◆ Task statement:
Return, from the listing below, every line that includes "this".

◆ Data for processing:

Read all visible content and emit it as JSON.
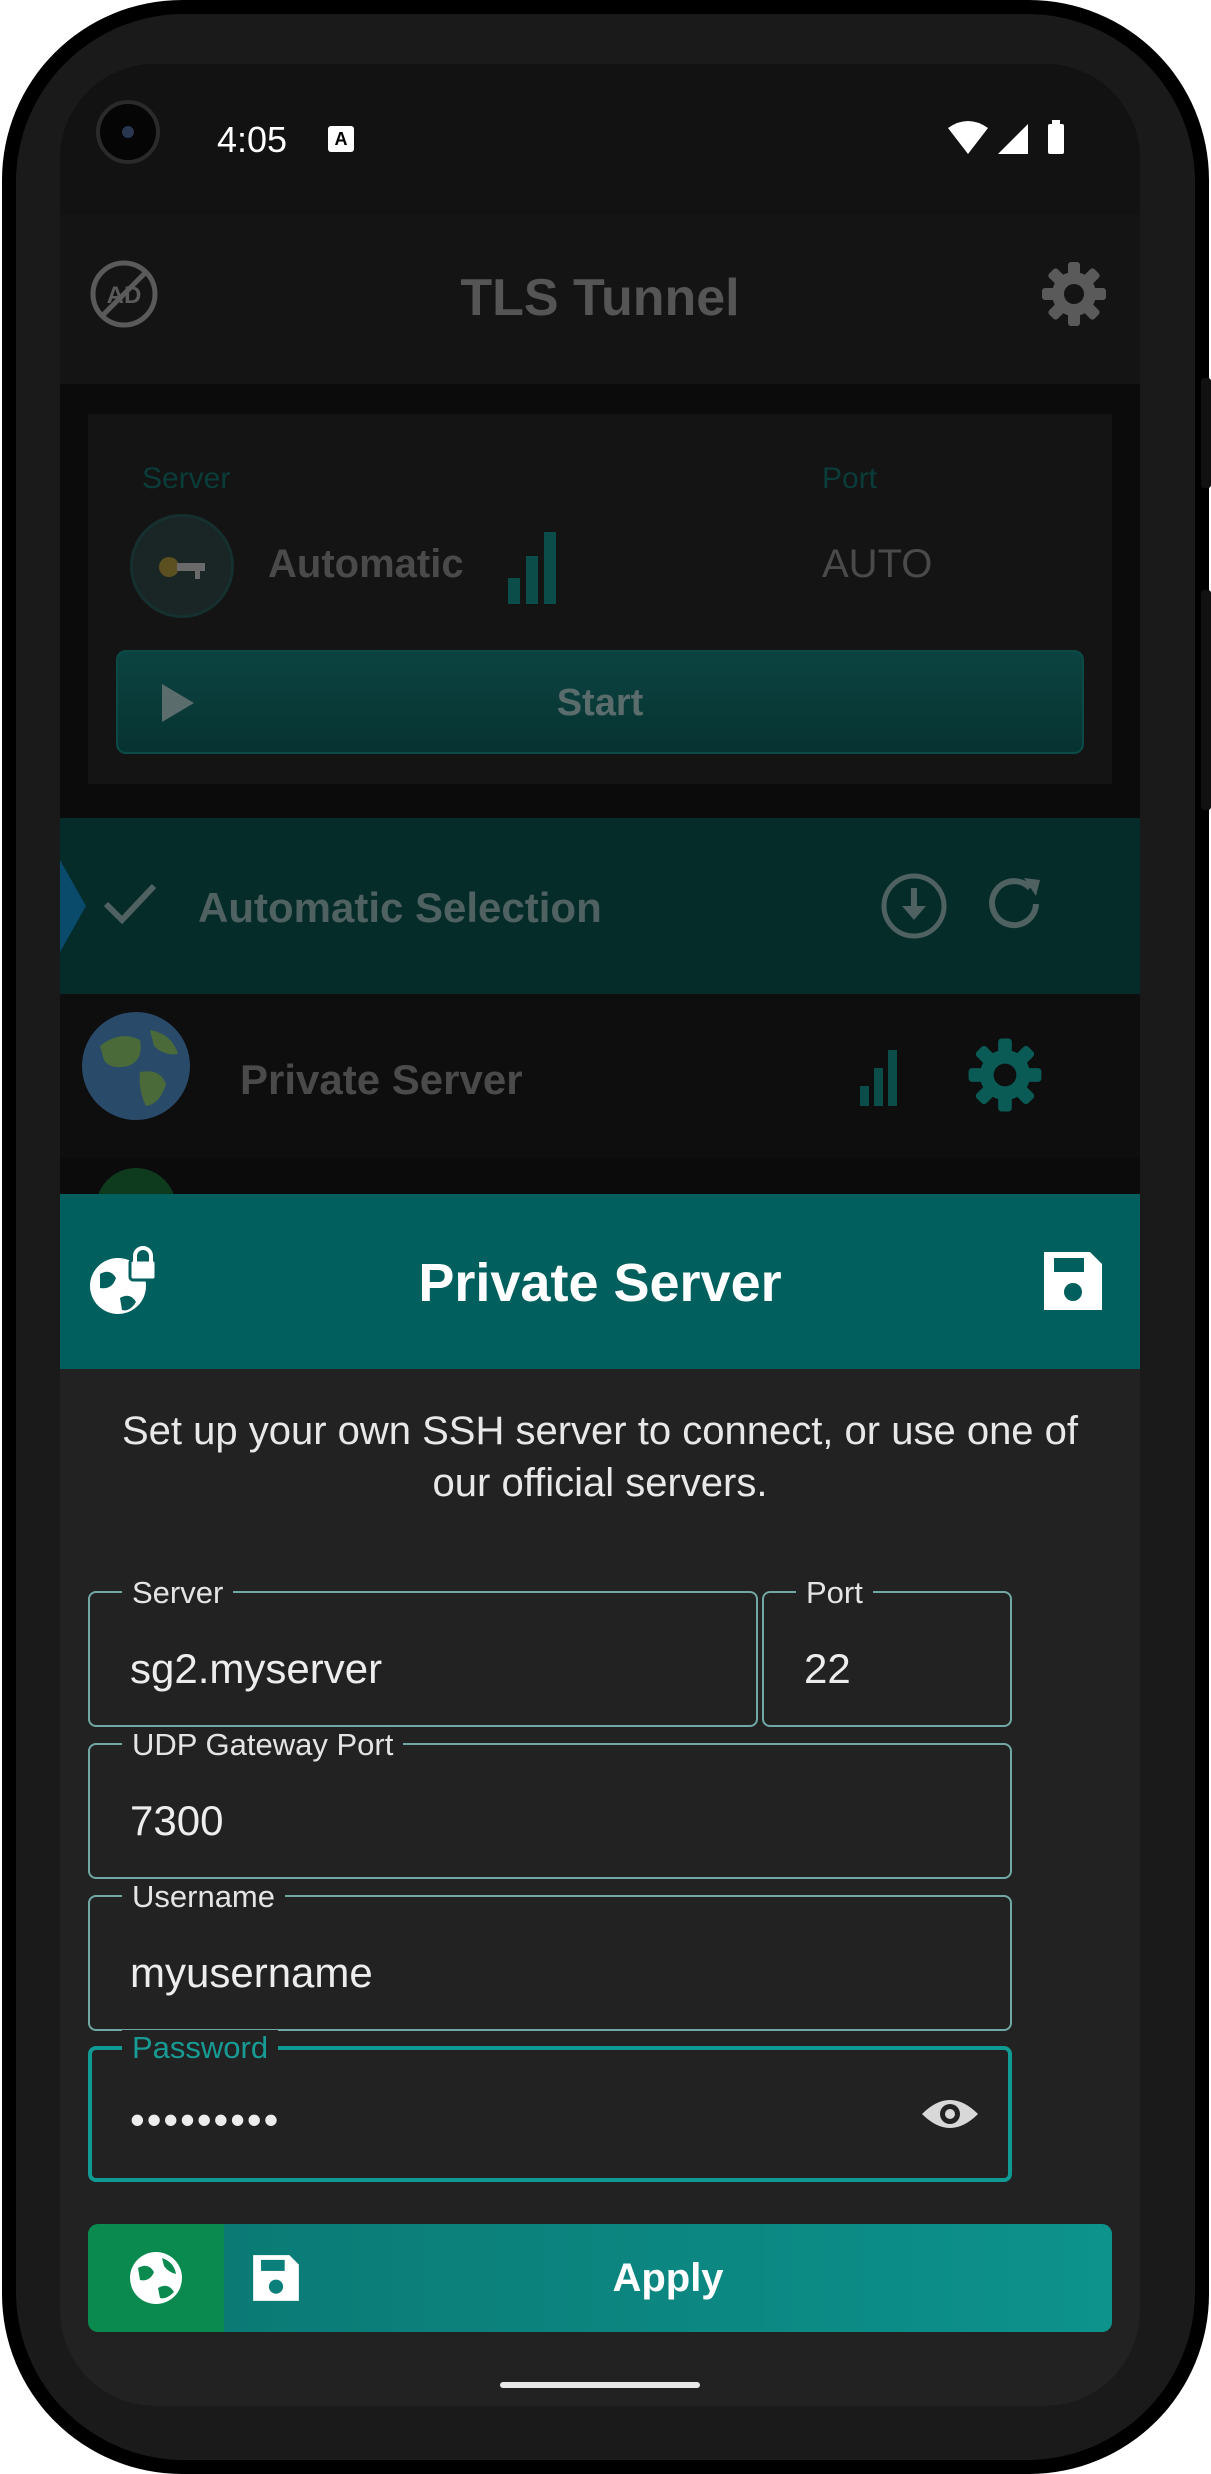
{
  "status_bar": {
    "time": "4:05",
    "notification_icon": "a-icon",
    "icons": [
      "wifi-icon",
      "signal-icon",
      "battery-icon"
    ]
  },
  "app_bar": {
    "title": "TLS Tunnel",
    "left_icon": "ad-off-icon",
    "right_icon": "gear-icon"
  },
  "server_card": {
    "server_label": "Server",
    "port_label": "Port",
    "server_name": "Automatic",
    "port_value": "AUTO",
    "start_label": "Start"
  },
  "server_list": [
    {
      "label": "Automatic Selection",
      "selected": true,
      "icons": [
        "check-icon",
        "download-icon",
        "refresh-icon"
      ]
    },
    {
      "label": "Private Server",
      "selected": false,
      "icons": [
        "globe-icon",
        "signal-icon",
        "gear-icon"
      ]
    }
  ],
  "dialog": {
    "title": "Private Server",
    "description": "Set up your own SSH server to connect, or use one of our official servers.",
    "fields": {
      "server": {
        "label": "Server",
        "value": "sg2.myserver"
      },
      "port": {
        "label": "Port",
        "value": "22"
      },
      "udp": {
        "label": "UDP Gateway Port",
        "value": "7300"
      },
      "username": {
        "label": "Username",
        "value": "myusername"
      },
      "password": {
        "label": "Password",
        "value": "•••••••••"
      }
    },
    "apply_label": "Apply"
  },
  "colors": {
    "accent": "#01605d",
    "dialog_bg": "#222222",
    "focus": "#0f9a93",
    "green": "#0a8a4f"
  }
}
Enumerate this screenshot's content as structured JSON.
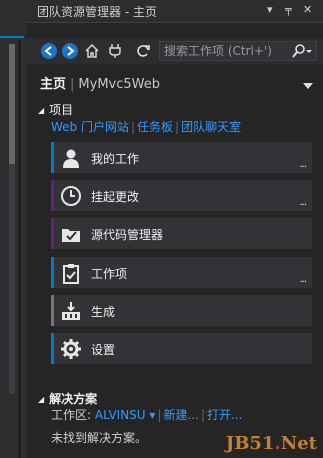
{
  "window": {
    "title": "团队资源管理器 - 主页",
    "dropdown_glyph": "▾",
    "pin_glyph": "╤",
    "close_glyph": "✕"
  },
  "toolbar": {
    "search_placeholder": "搜索工作项 (Ctrl+')",
    "search_icon": "search-icon"
  },
  "home": {
    "title": "主页",
    "separator": "|",
    "project": "MyMvc5Web"
  },
  "project_section": {
    "label": "项目",
    "links": [
      "Web 门户网站",
      "任务板",
      "团队聊天室"
    ]
  },
  "tiles": [
    {
      "label": "我的工作",
      "icon": "user-icon",
      "accent": "#007acc",
      "has_more": true
    },
    {
      "label": "挂起更改",
      "icon": "clock-icon",
      "accent": "#68217a",
      "has_more": true
    },
    {
      "label": "源代码管理器",
      "icon": "folder-check-icon",
      "accent": "#68217a",
      "has_more": false
    },
    {
      "label": "工作项",
      "icon": "clipboard-check-icon",
      "accent": "#007acc",
      "has_more": true
    },
    {
      "label": "生成",
      "icon": "build-icon",
      "accent": "#777777",
      "has_more": false
    },
    {
      "label": "设置",
      "icon": "gear-icon",
      "accent": "#007acc",
      "has_more": false
    }
  ],
  "more_glyph": "...",
  "solution_section": {
    "label": "解决方案",
    "workspace_label": "工作区:",
    "workspace_value": "ALVINSU",
    "new_link": "新建...",
    "open_link": "打开...",
    "empty_text": "未找到解决方案。"
  },
  "watermark": {
    "left": "JB51",
    "dot": ".",
    "right": "Net"
  },
  "colors": {
    "accent_blue": "#007acc",
    "link_blue": "#3399ff",
    "accent_purple": "#68217a"
  }
}
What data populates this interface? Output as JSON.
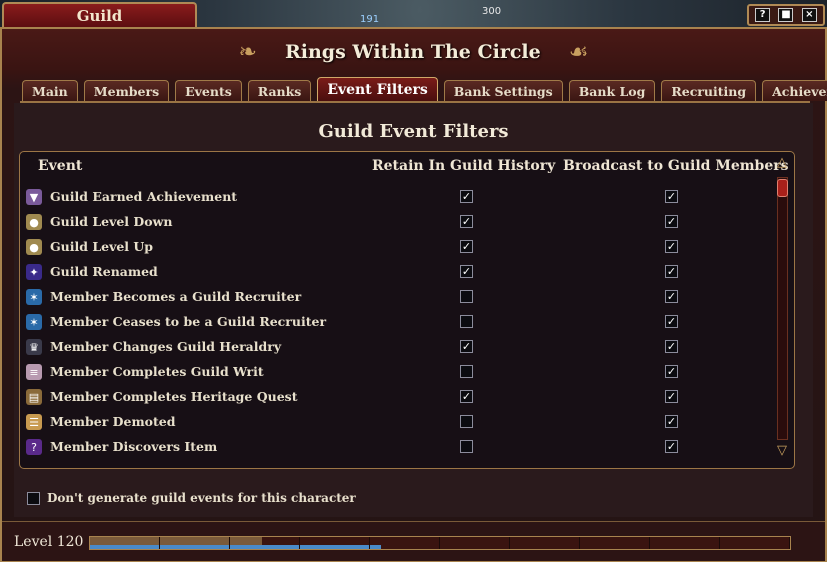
{
  "hud": {
    "num1": "300",
    "num2": "191"
  },
  "window_tab": {
    "label": "Guild"
  },
  "window_controls": [
    "?",
    "■",
    "×"
  ],
  "title": "Rings Within The Circle",
  "tabs": [
    {
      "label": "Main"
    },
    {
      "label": "Members"
    },
    {
      "label": "Events"
    },
    {
      "label": "Ranks"
    },
    {
      "label": "Event Filters",
      "active": true
    },
    {
      "label": "Bank Settings"
    },
    {
      "label": "Bank Log"
    },
    {
      "label": "Recruiting"
    },
    {
      "label": "Achievemen"
    }
  ],
  "section_title": "Guild Event Filters",
  "columns": {
    "event": "Event",
    "retain": "Retain In Guild History",
    "broadcast": "Broadcast to Guild Members"
  },
  "rows": [
    {
      "label": "Guild Earned Achievement",
      "icon": "achievement-icon",
      "retain": true,
      "broadcast": true
    },
    {
      "label": "Guild Level Down",
      "icon": "bag-icon",
      "retain": true,
      "broadcast": true
    },
    {
      "label": "Guild Level Up",
      "icon": "bag-icon",
      "retain": true,
      "broadcast": true
    },
    {
      "label": "Guild Renamed",
      "icon": "sparkle-icon",
      "retain": true,
      "broadcast": true
    },
    {
      "label": "Member Becomes a Guild Recruiter",
      "icon": "recruiter-icon",
      "retain": false,
      "broadcast": true
    },
    {
      "label": "Member Ceases to be a Guild Recruiter",
      "icon": "recruiter-icon",
      "retain": false,
      "broadcast": true
    },
    {
      "label": "Member Changes Guild Heraldry",
      "icon": "crown-icon",
      "retain": true,
      "broadcast": true
    },
    {
      "label": "Member Completes Guild Writ",
      "icon": "scroll-icon",
      "retain": false,
      "broadcast": true
    },
    {
      "label": "Member Completes Heritage Quest",
      "icon": "book-icon",
      "retain": true,
      "broadcast": true
    },
    {
      "label": "Member Demoted",
      "icon": "document-icon",
      "retain": false,
      "broadcast": true
    },
    {
      "label": "Member Discovers Item",
      "icon": "question-icon",
      "retain": false,
      "broadcast": true
    }
  ],
  "option": {
    "label": "Don't generate guild events for this character",
    "checked": false
  },
  "level": {
    "label": "Level 120",
    "xp_fraction": 0.245,
    "aa_fraction": 0.415
  },
  "colors": {
    "accent": "#a8834e",
    "active_tab": "#7a1c18",
    "xp_blue": "#4a8ac8"
  }
}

◆ Solution to the problem:
Enumerate this screenshot's content as structured JSON.
What data populates this interface? Output as JSON.
    "label": "Don't generate guild events for this character",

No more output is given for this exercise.